The theremin's sound is more familiar to moviegoers than music fans. The instrument was used in numerous Hollywood and B-movie scores during the '40s, '50s, and '60s, such as "The Day the Earth Stood Still," "It Came from Outer Space" and Hitchcock's "Spellbound." Perhaps the theremin's main claim to fame is its appearance as the lead melodic voice in the theme to the original "Star Trek" series.
Granted, artists from Led Zeppelin to Massive Attack have used the theremin for effect in occasional songs; but rare is the group that forces listeners to endure the creepy sounds of the instrument for more than a few minutes.
Rare, that is, until Barbez came along.
Here we have a band that features a full-time theremin player. Not only that, but the six-piece ensemble also features a marimba/ vibraphonist, as well as one dude who "plays" the Palm Pilot.
Not only that, but they're as good as they are weird - and they're plenty weird. Think, if you can, of early Kurt Weill (the band even covers two tunes from "The Threepenny Opera" on its latest CD), crossed with The Residents, dabbed with the sweat from Ozzy Osbourne's brow circa 1980.
Yeah, uh-huh. It's that strange. At any given moment, this New York-based ensemble can sound like a 20th century classical chamber ensemble; a metal band playing rock-opera; or a calliope played by the town drunk on a bender.
What's oddest about this band is that, the above-mentioned theremin notwithstanding, the most unpleasant part of their sound is the singer - a warbling Russian contralto named Ksenia Vidyaykina, whose singing compares poorly to that of the old churchlady who sits behind you and is too deaf to notice that she's singing too loudly. The band's Web site notes that Vidyaykina is "a dancer by trade"; perhaps she should have stuck to her day job.

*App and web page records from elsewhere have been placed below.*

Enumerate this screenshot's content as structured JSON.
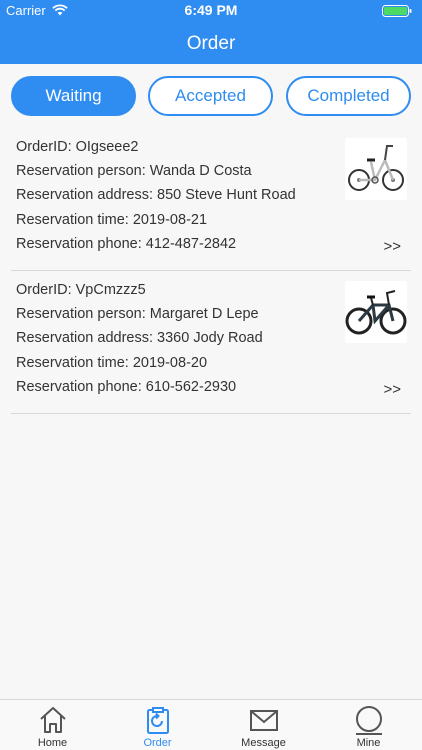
{
  "status_bar": {
    "carrier": "Carrier",
    "time": "6:49 PM"
  },
  "nav": {
    "title": "Order"
  },
  "tabs": [
    {
      "label": "Waiting",
      "active": true
    },
    {
      "label": "Accepted",
      "active": false
    },
    {
      "label": "Completed",
      "active": false
    }
  ],
  "orders": [
    {
      "order_id": "OrderID: OIgseee2",
      "person": "Reservation person: Wanda D Costa",
      "address": "Reservation address: 850 Steve Hunt Road",
      "time": "Reservation time: 2019-08-21",
      "phone": "Reservation phone: 412-487-2842",
      "more": ">>",
      "image": "folding-bike-icon"
    },
    {
      "order_id": "OrderID: VpCmzzz5",
      "person": "Reservation person: Margaret D Lepe",
      "address": "Reservation address: 3360 Jody Road",
      "time": "Reservation time: 2019-08-20",
      "phone": "Reservation phone: 610-562-2930",
      "more": ">>",
      "image": "mountain-bike-icon"
    }
  ],
  "tabbar": [
    {
      "label": "Home",
      "icon": "home-icon",
      "active": false
    },
    {
      "label": "Order",
      "icon": "order-icon",
      "active": true
    },
    {
      "label": "Message",
      "icon": "message-icon",
      "active": false
    },
    {
      "label": "Mine",
      "icon": "user-icon",
      "active": false
    }
  ],
  "colors": {
    "accent": "#2f8cf0",
    "background": "#f7f7f7",
    "text": "#333333",
    "battery": "#4cd964"
  }
}
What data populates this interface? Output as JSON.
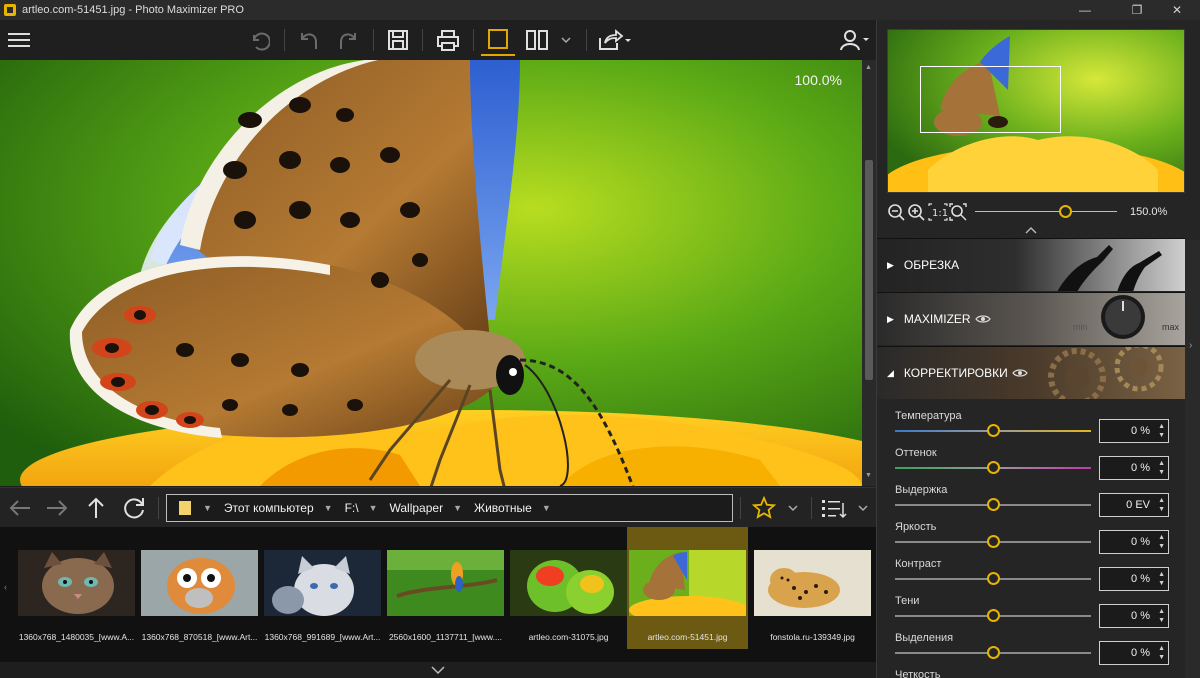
{
  "window": {
    "title": "artleo.com-51451.jpg - Photo Maximizer PRO",
    "minimize": "—",
    "maximize": "❐",
    "close": "✕"
  },
  "viewer": {
    "zoom_label": "100.0%"
  },
  "navbar": {
    "path": [
      "Этот компьютер",
      "F:\\",
      "Wallpaper",
      "Животные"
    ]
  },
  "filmstrip": {
    "items": [
      {
        "caption": "1360x768_1480035_[www.A...",
        "selected": false
      },
      {
        "caption": "1360x768_870518_[www.Art...",
        "selected": false
      },
      {
        "caption": "1360x768_991689_[www.Art...",
        "selected": false
      },
      {
        "caption": "2560x1600_1137711_[www....",
        "selected": false
      },
      {
        "caption": "artleo.com-31075.jpg",
        "selected": false
      },
      {
        "caption": "artleo.com-51451.jpg",
        "selected": true
      },
      {
        "caption": "fonstola.ru-139349.jpg",
        "selected": false
      }
    ]
  },
  "navigator": {
    "zoom_value": "150.0%"
  },
  "sections": [
    {
      "label": "ОБРЕЗКА",
      "arrow": "▶",
      "eye": false
    },
    {
      "label": "MAXIMIZER",
      "arrow": "▶",
      "eye": true,
      "min_label": "min",
      "max_label": "max"
    },
    {
      "label": "КОРРЕКТИРОВКИ",
      "arrow": "◢",
      "eye": true
    }
  ],
  "adjustments": [
    {
      "label": "Температура",
      "value": "0 %"
    },
    {
      "label": "Оттенок",
      "value": "0 %"
    },
    {
      "label": "Выдержка",
      "value": "0 EV"
    },
    {
      "label": "Яркость",
      "value": "0 %"
    },
    {
      "label": "Контраст",
      "value": "0 %"
    },
    {
      "label": "Тени",
      "value": "0 %"
    },
    {
      "label": "Выделения",
      "value": "0 %"
    },
    {
      "label": "Четкость",
      "value": ""
    }
  ],
  "colors": {
    "accent": "#e7b400",
    "background": "#1e1e1e"
  }
}
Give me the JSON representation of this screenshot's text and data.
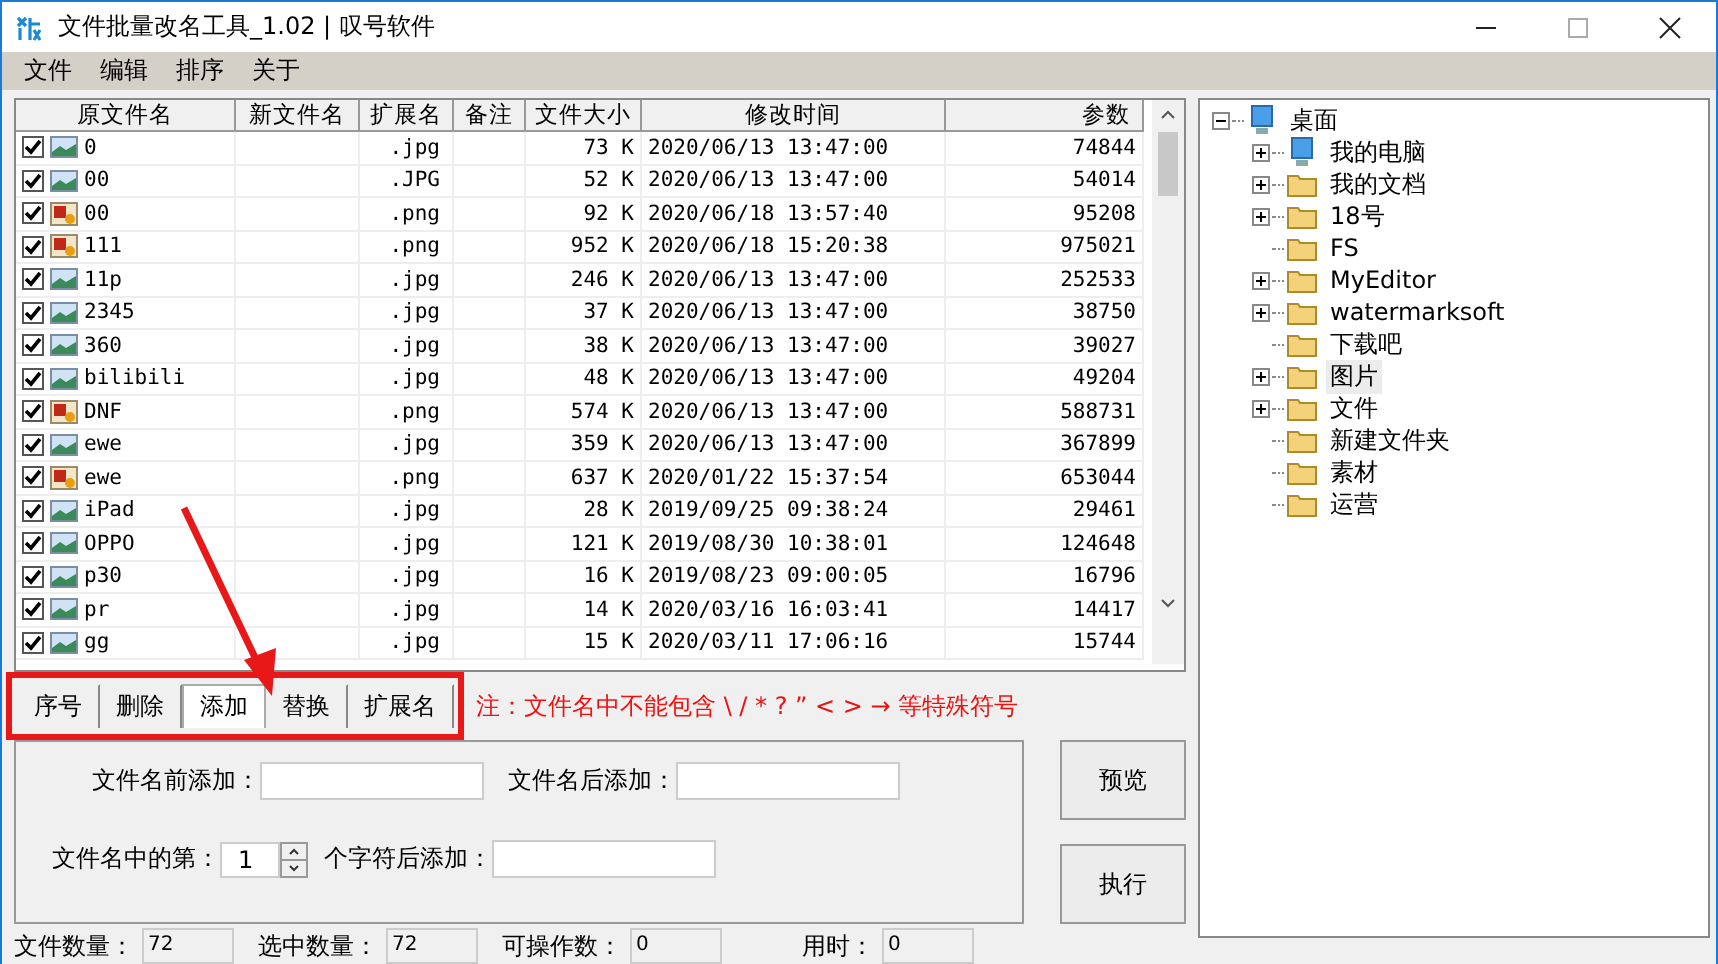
{
  "window": {
    "title": "文件批量改名工具_1.02 | 叹号软件"
  },
  "menu": [
    "文件",
    "编辑",
    "排序",
    "关于"
  ],
  "table": {
    "columns": [
      "原文件名",
      "新文件名",
      "扩展名",
      "备注",
      "文件大小",
      "修改时间",
      "参数"
    ],
    "rows": [
      {
        "checked": true,
        "kind": "landscape",
        "name": "0",
        "ext": ".jpg",
        "size": "73 K",
        "time": "2020/06/13 13:47:00",
        "param": "74844"
      },
      {
        "checked": true,
        "kind": "landscape",
        "name": "00",
        "ext": ".JPG",
        "size": "52 K",
        "time": "2020/06/13 13:47:00",
        "param": "54014"
      },
      {
        "checked": true,
        "kind": "paint",
        "name": "00",
        "ext": ".png",
        "size": "92 K",
        "time": "2020/06/18 13:57:40",
        "param": "95208"
      },
      {
        "checked": true,
        "kind": "paint",
        "name": "111",
        "ext": ".png",
        "size": "952 K",
        "time": "2020/06/18 15:20:38",
        "param": "975021"
      },
      {
        "checked": true,
        "kind": "landscape",
        "name": "11p",
        "ext": ".jpg",
        "size": "246 K",
        "time": "2020/06/13 13:47:00",
        "param": "252533"
      },
      {
        "checked": true,
        "kind": "landscape",
        "name": "2345",
        "ext": ".jpg",
        "size": "37 K",
        "time": "2020/06/13 13:47:00",
        "param": "38750"
      },
      {
        "checked": true,
        "kind": "landscape",
        "name": "360",
        "ext": ".jpg",
        "size": "38 K",
        "time": "2020/06/13 13:47:00",
        "param": "39027"
      },
      {
        "checked": true,
        "kind": "landscape",
        "name": "bilibili",
        "ext": ".jpg",
        "size": "48 K",
        "time": "2020/06/13 13:47:00",
        "param": "49204"
      },
      {
        "checked": true,
        "kind": "paint",
        "name": "DNF",
        "ext": ".png",
        "size": "574 K",
        "time": "2020/06/13 13:47:00",
        "param": "588731"
      },
      {
        "checked": true,
        "kind": "landscape",
        "name": "ewe",
        "ext": ".jpg",
        "size": "359 K",
        "time": "2020/06/13 13:47:00",
        "param": "367899"
      },
      {
        "checked": true,
        "kind": "paint",
        "name": "ewe",
        "ext": ".png",
        "size": "637 K",
        "time": "2020/01/22 15:37:54",
        "param": "653044"
      },
      {
        "checked": true,
        "kind": "landscape",
        "name": "iPad",
        "ext": ".jpg",
        "size": "28 K",
        "time": "2019/09/25 09:38:24",
        "param": "29461"
      },
      {
        "checked": true,
        "kind": "landscape",
        "name": "OPPO",
        "ext": ".jpg",
        "size": "121 K",
        "time": "2019/08/30 10:38:01",
        "param": "124648"
      },
      {
        "checked": true,
        "kind": "landscape",
        "name": "p30",
        "ext": ".jpg",
        "size": "16 K",
        "time": "2019/08/23 09:00:05",
        "param": "16796"
      },
      {
        "checked": true,
        "kind": "landscape",
        "name": "pr",
        "ext": ".jpg",
        "size": "14 K",
        "time": "2020/03/16 16:03:41",
        "param": "14417"
      },
      {
        "checked": true,
        "kind": "landscape",
        "name": "gg",
        "ext": ".jpg",
        "size": "15 K",
        "time": "2020/03/11 17:06:16",
        "param": "15744"
      }
    ]
  },
  "tabs": [
    {
      "label": "序号",
      "selected": false
    },
    {
      "label": "删除",
      "selected": false
    },
    {
      "label": "添加",
      "selected": true
    },
    {
      "label": "替换",
      "selected": false
    },
    {
      "label": "扩展名",
      "selected": false
    }
  ],
  "note": "注：文件名中不能包含 \\ /  * ? ” < > → 等特殊符号",
  "add_panel": {
    "prefix_label": "文件名前添加：",
    "suffix_label": "文件名后添加：",
    "position_label": "文件名中的第：",
    "position_value": "1",
    "after_label": "个字符后添加："
  },
  "buttons": [
    "预览",
    "执行"
  ],
  "status_bar": [
    {
      "label": "文件数量：",
      "value": "72"
    },
    {
      "label": "选中数量：",
      "value": "72"
    },
    {
      "label": "可操作数：",
      "value": "0"
    },
    {
      "label": "用时：",
      "value": "0"
    }
  ],
  "tree": [
    {
      "label": "桌面",
      "kind": "computer",
      "expanded": true,
      "selected": false,
      "children": [
        {
          "label": "我的电脑",
          "kind": "computer",
          "expanded": false,
          "selected": false
        },
        {
          "label": "我的文档",
          "kind": "folder",
          "expanded": false,
          "selected": false
        },
        {
          "label": "18号",
          "kind": "folder",
          "expanded": false,
          "selected": false
        },
        {
          "label": "FS",
          "kind": "folder",
          "selected": false
        },
        {
          "label": "MyEditor",
          "kind": "folder",
          "expanded": false,
          "selected": false
        },
        {
          "label": "watermarksoft",
          "kind": "folder",
          "expanded": false,
          "selected": false
        },
        {
          "label": "下载吧",
          "kind": "folder",
          "selected": false
        },
        {
          "label": "图片",
          "kind": "folder",
          "expanded": false,
          "selected": true
        },
        {
          "label": "文件",
          "kind": "folder",
          "expanded": false,
          "selected": false
        },
        {
          "label": "新建文件夹",
          "kind": "folder",
          "selected": false
        },
        {
          "label": "素材",
          "kind": "folder",
          "selected": false
        },
        {
          "label": "运营",
          "kind": "folder",
          "selected": false
        }
      ]
    }
  ]
}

The miracle of this group, then, is that, despite Vidyaykina's voice competing for attention with a theremin, the band is fascinating to listen to - in large part due to the rich, utterly unique and well-balanced blend of instruments. I'm apparently not the only one to think so; they've been hailed by reviewers at numerous respected publications, including The New Yorker, The Chicago Reader, and the Boston Globe.
Catch 'em at Jay's Upstairs, Tuesday, May 27, around 10ish. Cover charge TBD.